[EXERCISE GOAL]:
Identify all lines in the listing that include the word "English", and copy them out.

[TASK MATERIAL]:
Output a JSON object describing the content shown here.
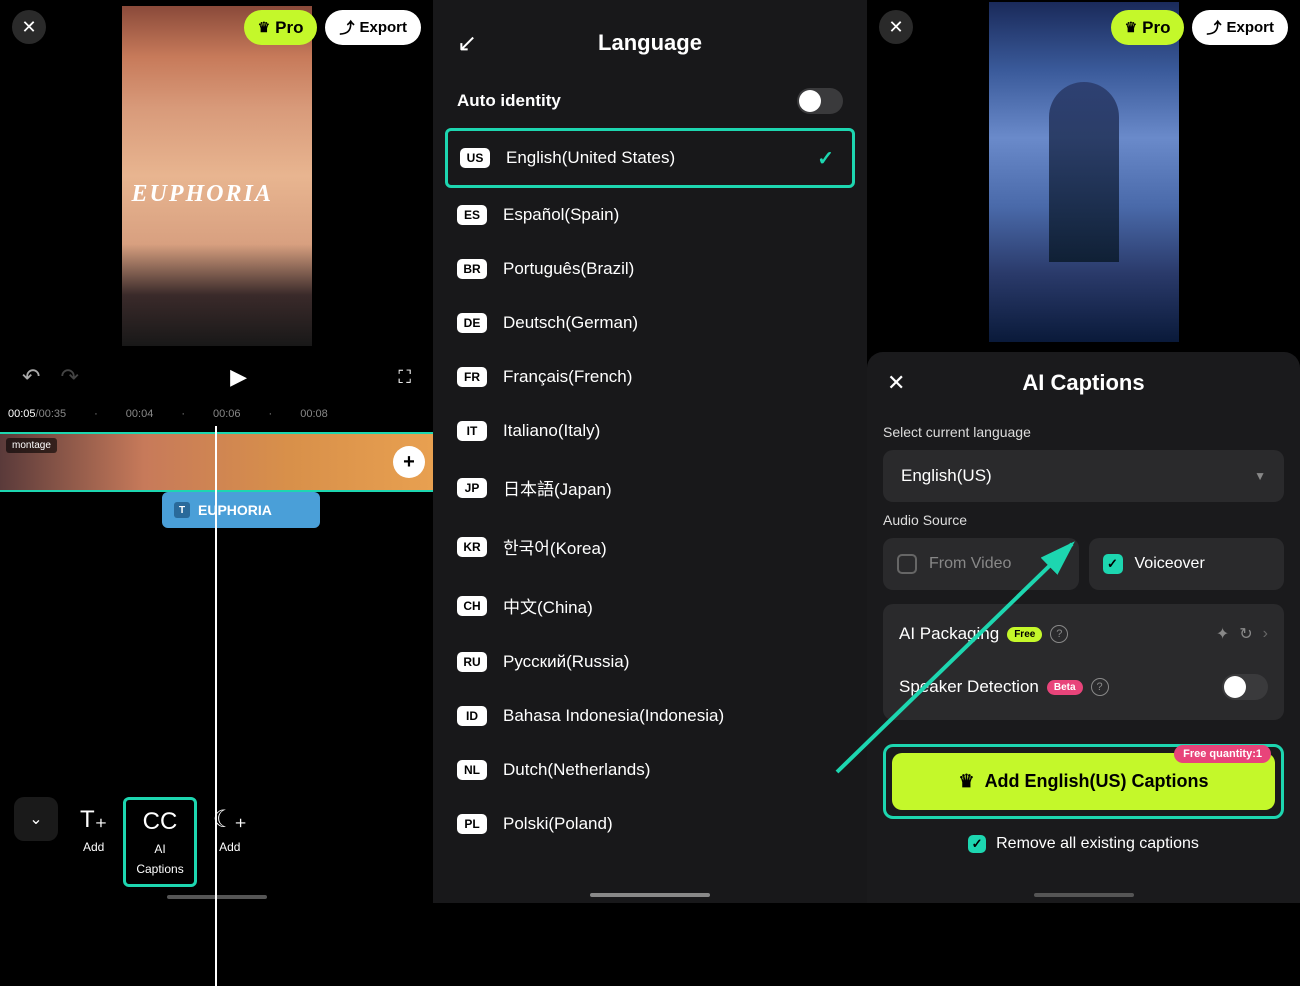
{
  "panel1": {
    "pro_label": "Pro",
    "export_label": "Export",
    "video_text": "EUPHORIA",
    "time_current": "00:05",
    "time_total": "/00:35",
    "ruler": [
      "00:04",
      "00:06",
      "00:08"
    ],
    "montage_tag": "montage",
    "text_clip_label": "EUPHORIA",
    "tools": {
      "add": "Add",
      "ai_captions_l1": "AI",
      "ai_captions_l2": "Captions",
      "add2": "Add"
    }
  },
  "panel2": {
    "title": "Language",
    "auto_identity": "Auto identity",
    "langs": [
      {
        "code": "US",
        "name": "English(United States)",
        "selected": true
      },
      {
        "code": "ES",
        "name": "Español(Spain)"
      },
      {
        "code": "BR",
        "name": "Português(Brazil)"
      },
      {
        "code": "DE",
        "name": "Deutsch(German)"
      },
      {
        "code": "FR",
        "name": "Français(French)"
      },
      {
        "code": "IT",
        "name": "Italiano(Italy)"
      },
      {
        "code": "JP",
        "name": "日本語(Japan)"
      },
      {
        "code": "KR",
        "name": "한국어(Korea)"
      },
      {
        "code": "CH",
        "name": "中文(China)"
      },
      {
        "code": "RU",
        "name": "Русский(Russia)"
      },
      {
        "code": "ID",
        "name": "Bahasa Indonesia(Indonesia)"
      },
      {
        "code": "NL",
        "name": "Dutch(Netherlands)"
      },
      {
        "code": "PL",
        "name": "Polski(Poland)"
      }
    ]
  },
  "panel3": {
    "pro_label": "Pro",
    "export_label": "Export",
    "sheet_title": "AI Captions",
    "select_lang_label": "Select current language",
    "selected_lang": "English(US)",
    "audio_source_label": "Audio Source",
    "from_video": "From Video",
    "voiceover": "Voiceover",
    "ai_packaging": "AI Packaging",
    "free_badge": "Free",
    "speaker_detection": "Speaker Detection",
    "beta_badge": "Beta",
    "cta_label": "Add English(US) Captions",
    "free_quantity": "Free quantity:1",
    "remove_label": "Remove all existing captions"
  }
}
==
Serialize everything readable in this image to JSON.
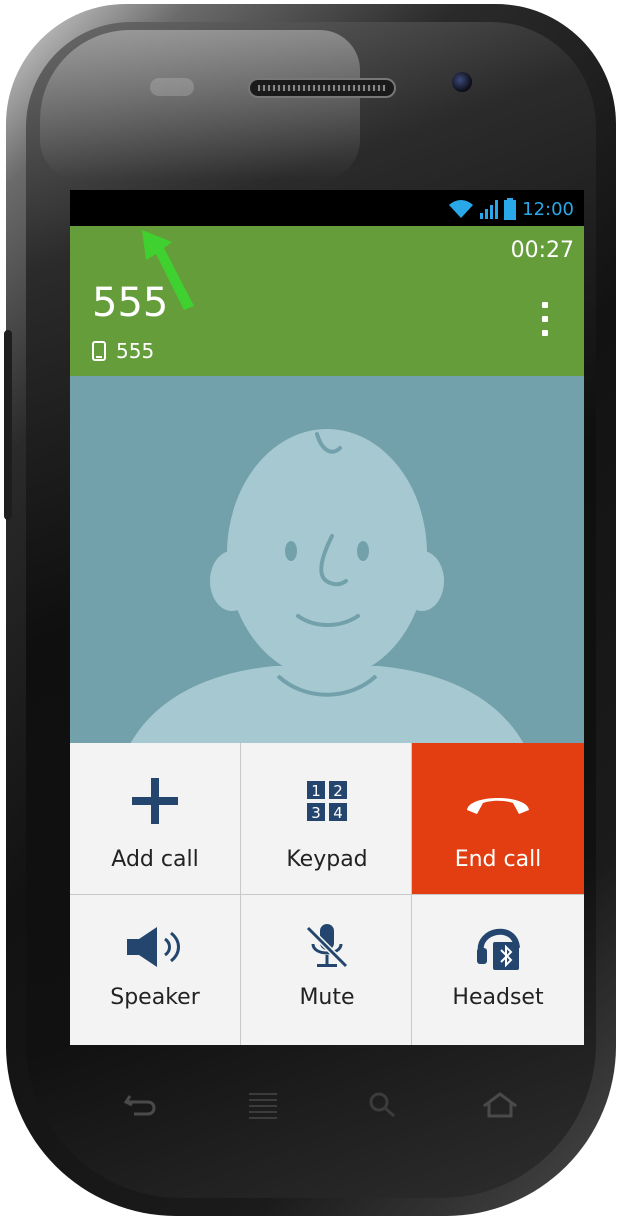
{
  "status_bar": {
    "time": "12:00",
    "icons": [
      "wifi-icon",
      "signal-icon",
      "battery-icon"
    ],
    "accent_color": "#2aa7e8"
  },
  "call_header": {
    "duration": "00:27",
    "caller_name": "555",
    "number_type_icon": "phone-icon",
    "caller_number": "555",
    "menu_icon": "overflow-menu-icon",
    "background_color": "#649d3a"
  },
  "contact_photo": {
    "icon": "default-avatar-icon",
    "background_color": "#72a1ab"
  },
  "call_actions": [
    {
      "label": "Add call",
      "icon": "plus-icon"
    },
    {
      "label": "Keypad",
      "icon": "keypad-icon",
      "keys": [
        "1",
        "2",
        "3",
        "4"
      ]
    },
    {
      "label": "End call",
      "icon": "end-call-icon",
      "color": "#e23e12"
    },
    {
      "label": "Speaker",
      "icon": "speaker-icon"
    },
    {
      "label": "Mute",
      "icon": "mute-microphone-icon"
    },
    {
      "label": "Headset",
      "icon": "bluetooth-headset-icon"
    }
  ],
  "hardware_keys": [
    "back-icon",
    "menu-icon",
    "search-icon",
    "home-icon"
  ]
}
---
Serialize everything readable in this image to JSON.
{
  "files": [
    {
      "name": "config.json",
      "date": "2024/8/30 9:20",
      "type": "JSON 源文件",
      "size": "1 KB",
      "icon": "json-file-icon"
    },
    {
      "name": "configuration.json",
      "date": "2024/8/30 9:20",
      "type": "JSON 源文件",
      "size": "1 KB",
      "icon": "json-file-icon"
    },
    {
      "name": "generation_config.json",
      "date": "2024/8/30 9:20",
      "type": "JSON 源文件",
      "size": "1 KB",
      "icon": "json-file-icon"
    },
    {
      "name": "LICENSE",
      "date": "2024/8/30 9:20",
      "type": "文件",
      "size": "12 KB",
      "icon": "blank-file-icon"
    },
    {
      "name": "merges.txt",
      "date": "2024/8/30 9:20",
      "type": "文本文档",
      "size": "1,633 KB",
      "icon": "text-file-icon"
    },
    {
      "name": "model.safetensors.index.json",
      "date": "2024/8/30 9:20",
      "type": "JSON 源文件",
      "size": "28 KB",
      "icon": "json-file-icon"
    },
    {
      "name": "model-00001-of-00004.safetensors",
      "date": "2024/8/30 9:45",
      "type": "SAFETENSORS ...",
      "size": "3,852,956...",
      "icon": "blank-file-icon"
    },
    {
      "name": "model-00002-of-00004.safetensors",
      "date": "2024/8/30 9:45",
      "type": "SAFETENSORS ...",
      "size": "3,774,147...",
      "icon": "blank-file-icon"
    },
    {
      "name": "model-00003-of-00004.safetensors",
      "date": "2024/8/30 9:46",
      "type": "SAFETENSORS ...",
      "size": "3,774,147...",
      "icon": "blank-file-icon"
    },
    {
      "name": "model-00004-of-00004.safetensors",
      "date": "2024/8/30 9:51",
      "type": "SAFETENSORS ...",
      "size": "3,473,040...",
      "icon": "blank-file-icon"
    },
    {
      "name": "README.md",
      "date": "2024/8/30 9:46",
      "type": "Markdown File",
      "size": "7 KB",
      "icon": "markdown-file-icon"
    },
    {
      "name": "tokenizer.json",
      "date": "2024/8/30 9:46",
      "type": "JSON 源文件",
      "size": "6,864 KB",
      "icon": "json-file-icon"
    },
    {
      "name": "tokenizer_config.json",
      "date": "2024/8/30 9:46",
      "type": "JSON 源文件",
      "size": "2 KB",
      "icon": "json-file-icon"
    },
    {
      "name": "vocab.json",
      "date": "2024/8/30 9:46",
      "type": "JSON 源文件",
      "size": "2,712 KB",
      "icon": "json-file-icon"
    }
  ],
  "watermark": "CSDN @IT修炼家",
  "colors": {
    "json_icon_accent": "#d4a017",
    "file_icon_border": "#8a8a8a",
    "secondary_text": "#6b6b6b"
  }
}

[WRITTEN REPLY]:
        "name": "English(United States)",
    "selected_lang": "English(US)",
    "cta_label": "Add English(US) Captions",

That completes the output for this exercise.